4. Start working
At this point you should have pushed the initial setup of files and dependencies to github so that your teammates can fork your repo and get started on their own respective branches/features.
A few tips for using git correctly:
- Everyone in the team should work on feature branches
- Once a feature branch is developed:
- rebase master into it
- merge the branch into master (switch to branch master before merging)
- push to your remote repository
- submit a pull request to upstream master from github
- You should commit often and leave precise comments
Talk to each other every now and then to make sure the different parts of your app will also be able to talk to each other later.
How to use Bootstrap in the real world
CSS has many many different selectors and ways to style your websites, ok! Just stick with a neat little framework called google&bootstrap. If – like me – you don’t know ____ about bootstrap and css and all that stuff, all you need to do is have these two tabs open:
The bootstrap documentation will give a few good ideas on elements and their styles, but can be overwhelming. Lucky for us, bootstrap is a popular framework and you can find a lot of your answers on the web.
Just google what you want to do, then paste whatever bootstrap html you can find, and see what it looks like in the browser. Keep what you like and get rid of what you don’t like. Rinse and repeat, it’s really that simple.
5. Finishing touches and troubleshooting
After everyone has submitted their pull requests and you’ve merged everything into master, it is time to put the finishing touches on your app. This means fixing little bugs or formatting issues and making sure all your files are required properly.
This should really not take too long since hopefully, you and your teammates were talking to each other, and stuck to the agreed formats.

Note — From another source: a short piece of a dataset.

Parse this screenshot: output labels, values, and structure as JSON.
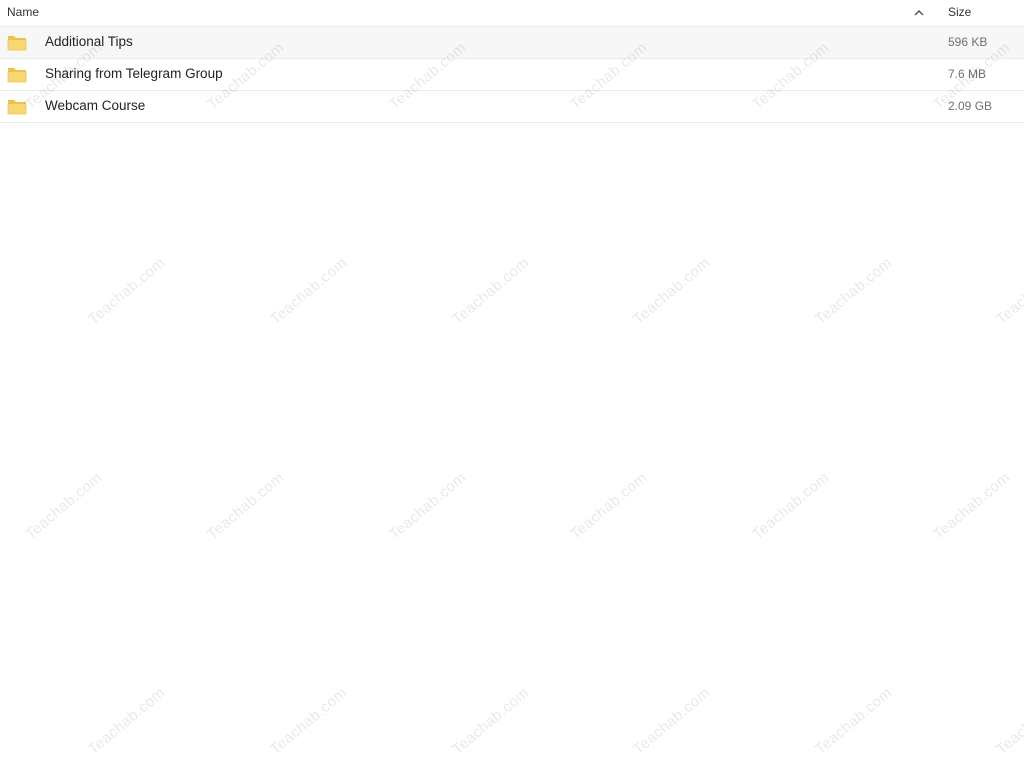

Keep in mind that rackup will only work correctly with your styles if you tell it where to look for your css directory. You can do that in the
config.ru like above.
Alternatively you could use shotgun which will work just fine, but avoiding this will cause problems with Heroku later.
6. Deploy to Heroku
If you’ve set up your Gemfile and your config.ru correctly, deploying to Heroku should be a breeze.
- Download the Heroku Toolbelt
- Sign up for Heroku
- From your master branch run
git remote add heroku <address>
git push heroku master
- Watch it compile and copy the resulting link into the browser to see your web app live!
Yes, it is really that simple. If you want to change the name of your Heroku app because blazing-mist-4652 isn’t up your alley, do it from the command line using
heroku apps:rename newname.
If you run into problems with your stylesheets, it is most likely for the same reasons rackup didn’t work. Heroku can’t find them. Take a look at the
config.ru to change that.
Enjoy shipping your app
Nice job on that app. From here you can feel free to add more functionality beyond the bare basics to make your app much sophisticated.